While maintaining these temperatures, make sure that you spray the growth medium with water twice a day and mist the environment as well to keep levels of humidity high. Keep things this way until you can actually see the mushrooms, and then lower temperatures to around fifty five degrees, and mist the mushrooms just once a day. Do this and your mushroom growing will result in a crop of large, healthful mushrooms.
If you're just going in for mushroom growing as a hobby, it's possible to grow them on a log. However, just as with any other organism, plant or animal, mushrooms will grow much better if you offer them the right nutritive mix. Just how to go about preparing that mix is what this article is all about.

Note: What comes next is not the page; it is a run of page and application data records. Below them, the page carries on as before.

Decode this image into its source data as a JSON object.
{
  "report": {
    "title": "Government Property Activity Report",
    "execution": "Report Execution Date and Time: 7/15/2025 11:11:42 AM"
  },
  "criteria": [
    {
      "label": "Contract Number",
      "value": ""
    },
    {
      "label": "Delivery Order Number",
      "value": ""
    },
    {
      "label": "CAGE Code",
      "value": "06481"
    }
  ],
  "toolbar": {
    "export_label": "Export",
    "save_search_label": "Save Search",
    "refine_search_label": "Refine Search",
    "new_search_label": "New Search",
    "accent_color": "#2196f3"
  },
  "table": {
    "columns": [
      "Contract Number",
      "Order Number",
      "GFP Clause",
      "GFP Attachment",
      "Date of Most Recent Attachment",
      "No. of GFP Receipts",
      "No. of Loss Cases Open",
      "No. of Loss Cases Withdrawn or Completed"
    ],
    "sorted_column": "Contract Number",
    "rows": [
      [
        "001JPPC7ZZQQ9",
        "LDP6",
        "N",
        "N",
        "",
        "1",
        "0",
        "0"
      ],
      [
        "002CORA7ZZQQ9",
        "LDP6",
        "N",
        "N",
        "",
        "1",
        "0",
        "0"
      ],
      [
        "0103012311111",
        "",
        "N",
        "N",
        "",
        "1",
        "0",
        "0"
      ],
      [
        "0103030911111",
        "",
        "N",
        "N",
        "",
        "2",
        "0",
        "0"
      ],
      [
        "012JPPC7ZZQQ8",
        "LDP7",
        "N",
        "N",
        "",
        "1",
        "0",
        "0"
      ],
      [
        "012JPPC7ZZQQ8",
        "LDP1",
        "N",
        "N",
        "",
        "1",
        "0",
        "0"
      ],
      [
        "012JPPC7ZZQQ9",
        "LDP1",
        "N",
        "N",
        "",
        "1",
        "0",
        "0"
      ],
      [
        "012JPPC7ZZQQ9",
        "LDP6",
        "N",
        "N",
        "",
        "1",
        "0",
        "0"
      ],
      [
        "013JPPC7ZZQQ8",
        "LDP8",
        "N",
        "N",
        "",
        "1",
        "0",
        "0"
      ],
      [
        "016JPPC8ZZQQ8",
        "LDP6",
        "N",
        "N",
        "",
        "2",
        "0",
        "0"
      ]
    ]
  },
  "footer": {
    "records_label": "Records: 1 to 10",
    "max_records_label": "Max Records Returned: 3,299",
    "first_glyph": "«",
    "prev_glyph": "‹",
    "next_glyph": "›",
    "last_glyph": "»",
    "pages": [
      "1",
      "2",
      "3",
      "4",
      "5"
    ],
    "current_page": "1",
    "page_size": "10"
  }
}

There are several reasons why you might want to make your own nutritive mix. For one thing, there's the cost of buying readymade mixes. Making your own nutritive mix is fairly simple, and by doing so, you may avoid much of the cost normally connected with growing mushrooms yourself. Of course, making your own mix will take a little effort, but the results are well worth it. A good nutritive mix for mushrooms is usually made from cow or horse manure. This cannot be used directly, as you would when fertilizing plants, but must be prepared and matured by a special process if you want to use it successfully for mushroom growing.
You start by taking a large enough quantity of equal parts of straw and any good kind of manure. You need to mix these well, until they form a thoroughly homogeneous mix. While mixing them, you need to keep adding in sprinklings of gypsum. Keep mixing this for about half an hour, then take a piece of sacking and cover the mixture carefully. You will find that the mixture will exhibit a steady rise in temperature that you must carefully observe. Wait until it reaches a hundred and sixty degrees F before attempting anything further.
The moment the temperature reaches a hundred and sixty degrees F you can go to the next stage. It involves removing the sacking. Mix everything well and remember to spray on lots of water while doing it. This will cause an immediate fall in temperature. When everything is well mixed again put the sacking back on and wet it nicely.
The process I've just described might have to be repeated quite a few times before the manure is ready for use. How will you know that it's ready? At first the mixture will have a sticky appearance. But as you process it again and again, this sticky look will give way to a flaky appearance. When the pile looks this way, it means that the medium is ready for use. After this, it's just a question of placing the nutrient mix into the right kind of container. Something flat and wide would be ideal for mushroom growing.
Hey how're you? Thank you for taking the time to visit my blog. My name is Emmanuel. I hail from State College, PA. I grew up always enjoying the outdoors, it's so peaceful isn't it? Even though I wasn't good at growing at first, I stuck with it, I honestly just wanted the satisfaction of creating something. In 2012 I joined the NAVY, and for years I got away from my passion, and really didn't like my job anyway. So, after a while I decided to jump back into it, and thus was born, "Growers Unite". In here I'll cover all the fundamentals, tips, tricks and my own trials and tribulations, lets get started.